TASK STATEMENT - In the data below, which lines contain "echo"? List them by copying each one.

*** GIVEN RECORDS ***

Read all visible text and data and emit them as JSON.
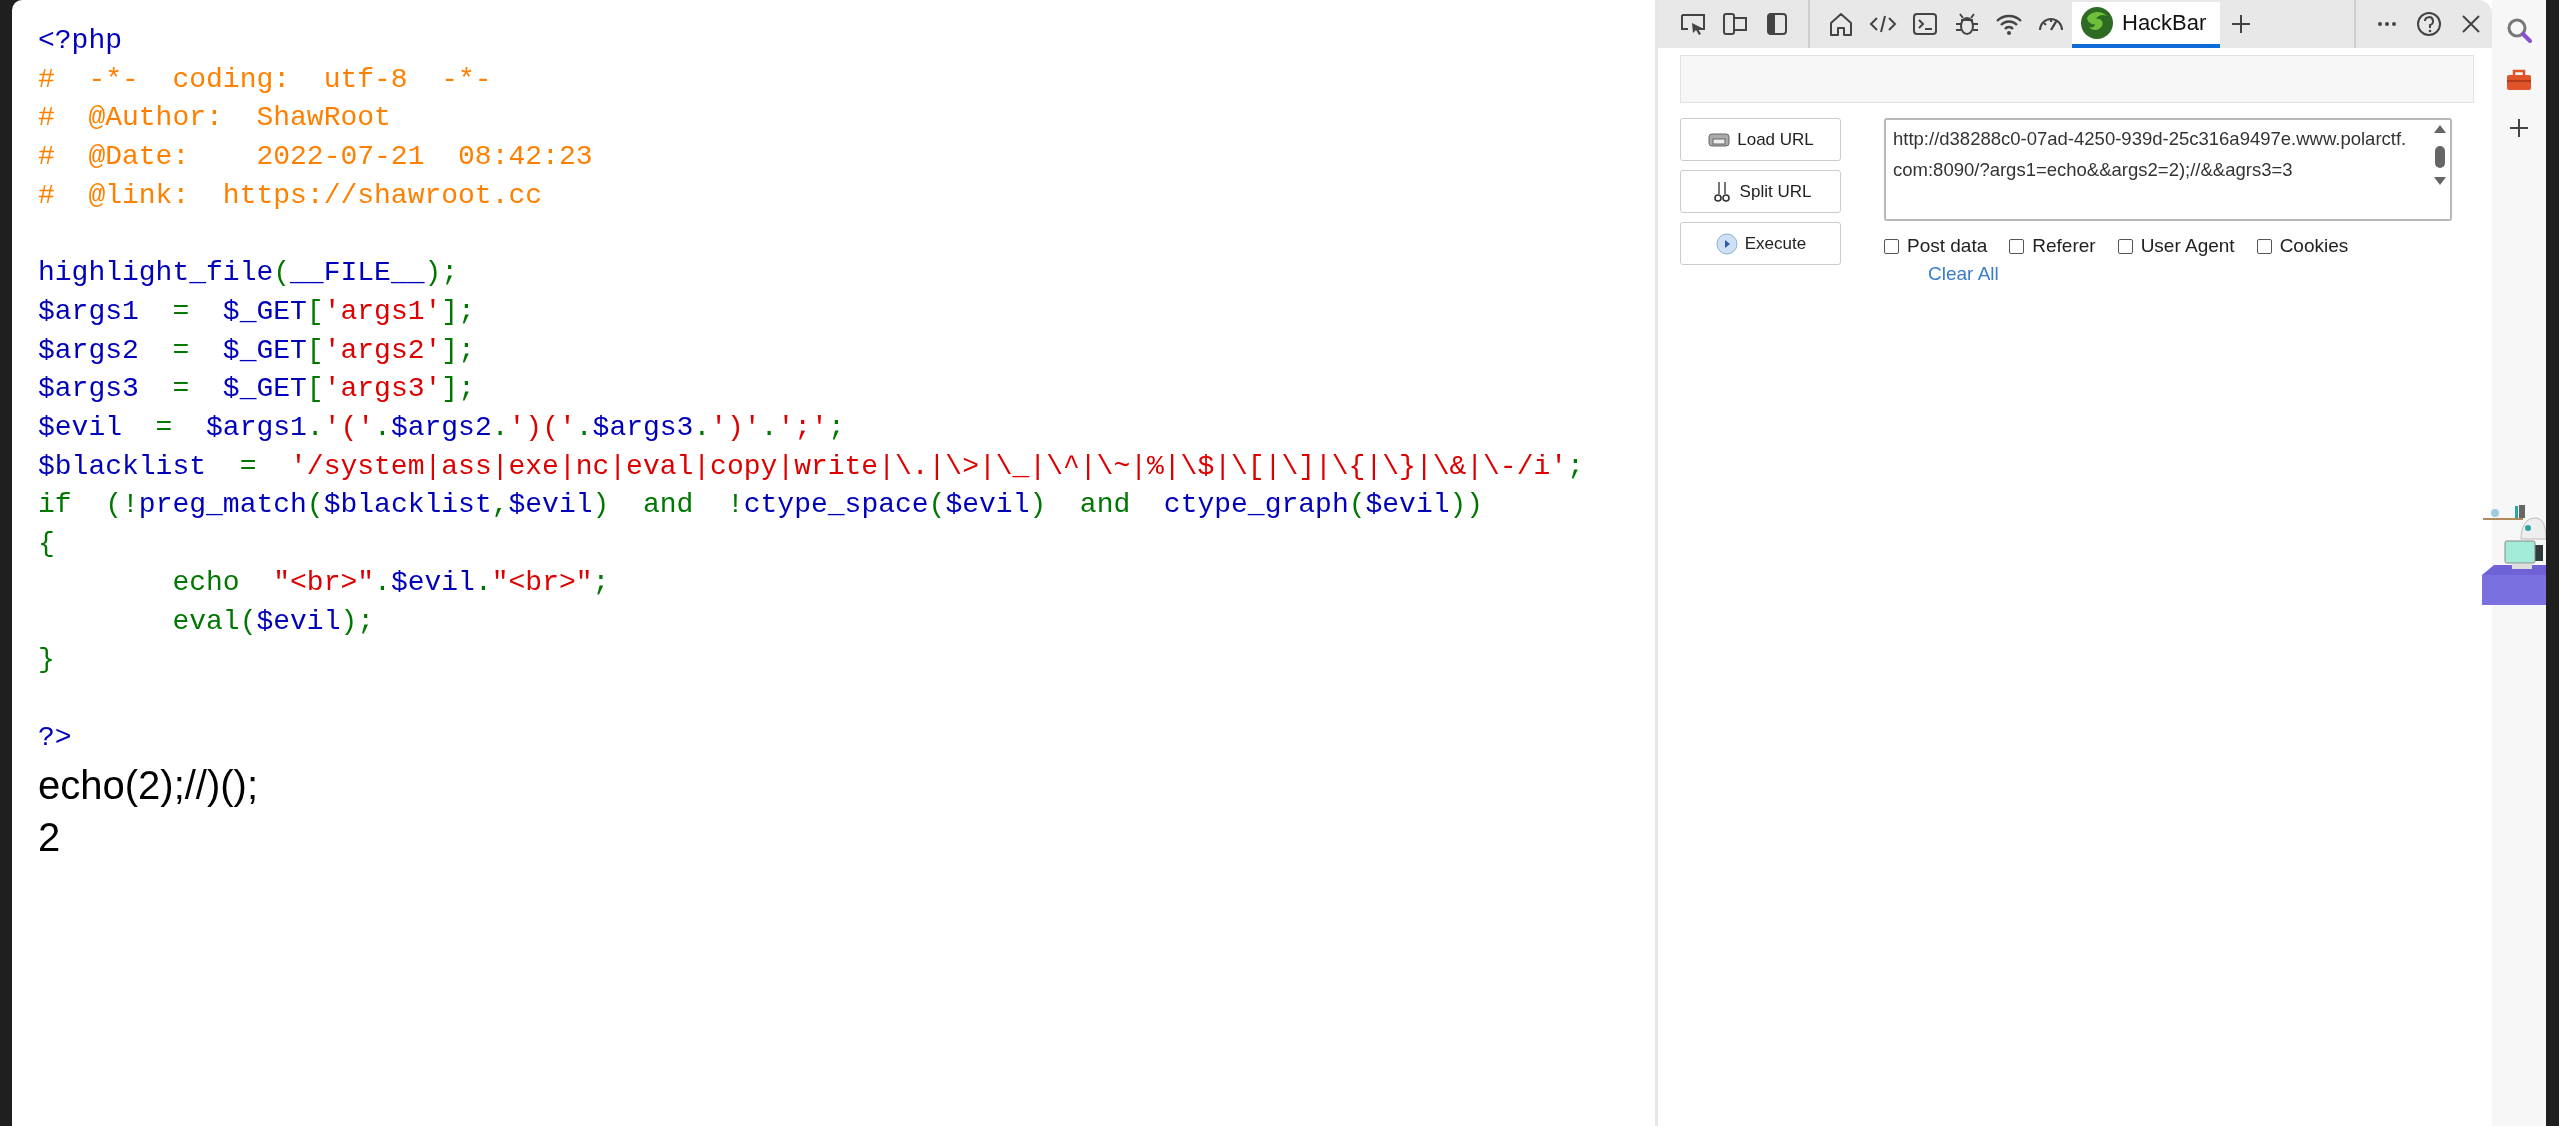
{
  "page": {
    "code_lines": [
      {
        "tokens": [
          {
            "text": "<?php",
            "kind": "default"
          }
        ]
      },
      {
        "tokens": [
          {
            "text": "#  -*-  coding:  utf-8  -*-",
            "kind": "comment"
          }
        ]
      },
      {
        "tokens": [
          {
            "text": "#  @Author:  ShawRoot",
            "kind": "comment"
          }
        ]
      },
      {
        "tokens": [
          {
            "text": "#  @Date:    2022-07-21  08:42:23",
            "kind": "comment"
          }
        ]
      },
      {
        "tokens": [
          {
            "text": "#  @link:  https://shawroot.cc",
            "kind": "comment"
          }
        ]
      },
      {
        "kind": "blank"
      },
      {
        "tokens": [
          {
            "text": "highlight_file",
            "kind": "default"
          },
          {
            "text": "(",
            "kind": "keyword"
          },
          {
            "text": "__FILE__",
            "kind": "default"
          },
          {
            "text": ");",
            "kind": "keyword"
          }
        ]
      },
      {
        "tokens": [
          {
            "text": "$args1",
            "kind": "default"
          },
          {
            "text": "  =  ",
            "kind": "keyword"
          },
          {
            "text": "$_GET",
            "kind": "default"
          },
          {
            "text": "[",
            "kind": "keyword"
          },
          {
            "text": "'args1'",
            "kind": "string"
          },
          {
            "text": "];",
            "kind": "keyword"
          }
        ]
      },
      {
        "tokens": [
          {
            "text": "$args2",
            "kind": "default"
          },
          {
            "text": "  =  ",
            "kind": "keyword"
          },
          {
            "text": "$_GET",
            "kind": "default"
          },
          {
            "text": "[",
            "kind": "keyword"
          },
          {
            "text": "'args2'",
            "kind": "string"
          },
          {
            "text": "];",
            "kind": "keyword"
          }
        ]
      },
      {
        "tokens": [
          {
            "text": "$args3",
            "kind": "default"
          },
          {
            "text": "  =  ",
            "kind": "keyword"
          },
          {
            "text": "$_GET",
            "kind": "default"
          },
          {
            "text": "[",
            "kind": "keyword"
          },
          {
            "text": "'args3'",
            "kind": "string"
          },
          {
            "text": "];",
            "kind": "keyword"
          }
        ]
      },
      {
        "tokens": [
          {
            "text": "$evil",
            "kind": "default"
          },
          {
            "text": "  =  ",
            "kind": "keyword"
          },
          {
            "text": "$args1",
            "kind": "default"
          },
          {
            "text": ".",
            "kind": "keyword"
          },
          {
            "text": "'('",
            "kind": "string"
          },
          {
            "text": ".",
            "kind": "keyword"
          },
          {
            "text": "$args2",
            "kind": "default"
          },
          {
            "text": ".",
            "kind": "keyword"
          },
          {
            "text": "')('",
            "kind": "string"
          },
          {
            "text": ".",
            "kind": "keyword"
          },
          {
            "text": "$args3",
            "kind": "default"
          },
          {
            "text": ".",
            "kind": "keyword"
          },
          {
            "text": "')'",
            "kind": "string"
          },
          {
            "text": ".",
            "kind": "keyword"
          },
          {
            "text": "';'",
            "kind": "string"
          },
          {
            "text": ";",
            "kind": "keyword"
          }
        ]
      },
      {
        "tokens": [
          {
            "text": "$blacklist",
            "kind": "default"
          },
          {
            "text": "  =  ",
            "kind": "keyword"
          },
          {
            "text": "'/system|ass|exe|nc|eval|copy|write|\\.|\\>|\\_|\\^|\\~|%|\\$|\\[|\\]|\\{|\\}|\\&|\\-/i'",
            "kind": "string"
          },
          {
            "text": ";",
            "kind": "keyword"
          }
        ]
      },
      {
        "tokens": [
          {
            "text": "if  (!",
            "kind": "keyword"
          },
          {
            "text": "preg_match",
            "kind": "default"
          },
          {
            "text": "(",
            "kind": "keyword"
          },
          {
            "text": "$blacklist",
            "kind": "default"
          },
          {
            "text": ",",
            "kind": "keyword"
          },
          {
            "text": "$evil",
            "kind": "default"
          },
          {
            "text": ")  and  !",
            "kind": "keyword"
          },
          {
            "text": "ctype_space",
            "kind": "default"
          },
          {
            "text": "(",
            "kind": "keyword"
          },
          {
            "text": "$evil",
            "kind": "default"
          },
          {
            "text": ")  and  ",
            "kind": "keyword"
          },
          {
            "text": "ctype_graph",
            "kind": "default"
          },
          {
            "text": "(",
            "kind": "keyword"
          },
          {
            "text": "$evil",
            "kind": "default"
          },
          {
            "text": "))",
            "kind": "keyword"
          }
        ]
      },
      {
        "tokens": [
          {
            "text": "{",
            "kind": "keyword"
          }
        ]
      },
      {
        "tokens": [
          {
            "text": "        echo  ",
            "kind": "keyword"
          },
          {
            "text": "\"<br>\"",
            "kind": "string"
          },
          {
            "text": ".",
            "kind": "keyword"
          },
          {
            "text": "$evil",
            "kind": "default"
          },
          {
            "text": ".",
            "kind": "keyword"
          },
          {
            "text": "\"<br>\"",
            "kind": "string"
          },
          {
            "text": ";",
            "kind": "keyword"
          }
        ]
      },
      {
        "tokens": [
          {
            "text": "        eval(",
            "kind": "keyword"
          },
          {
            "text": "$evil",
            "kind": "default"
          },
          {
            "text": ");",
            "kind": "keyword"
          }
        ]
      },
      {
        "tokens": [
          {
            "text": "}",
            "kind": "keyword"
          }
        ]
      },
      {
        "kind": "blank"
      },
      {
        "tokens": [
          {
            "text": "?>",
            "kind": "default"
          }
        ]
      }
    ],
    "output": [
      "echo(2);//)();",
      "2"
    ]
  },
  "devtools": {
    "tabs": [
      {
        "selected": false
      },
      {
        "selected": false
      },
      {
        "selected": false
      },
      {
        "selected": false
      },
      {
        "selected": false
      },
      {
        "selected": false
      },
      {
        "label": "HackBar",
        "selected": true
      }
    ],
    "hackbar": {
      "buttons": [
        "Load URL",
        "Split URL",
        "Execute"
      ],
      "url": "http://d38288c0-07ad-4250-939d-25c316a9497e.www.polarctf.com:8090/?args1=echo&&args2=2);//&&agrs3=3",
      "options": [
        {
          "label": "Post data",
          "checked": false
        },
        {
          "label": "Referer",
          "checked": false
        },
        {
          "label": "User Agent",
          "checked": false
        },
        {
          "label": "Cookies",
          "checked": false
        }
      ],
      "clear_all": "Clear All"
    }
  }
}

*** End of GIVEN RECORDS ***

SOLUTION TO THIS PROBLEM -
            "text": "        echo  ",
      "echo(2);//)();",
      "url": "http://d38288c0-07ad-4250-939d-25c316a9497e.www.polarctf.com:8090/?args1=echo&&args2=2);//&&agrs3=3",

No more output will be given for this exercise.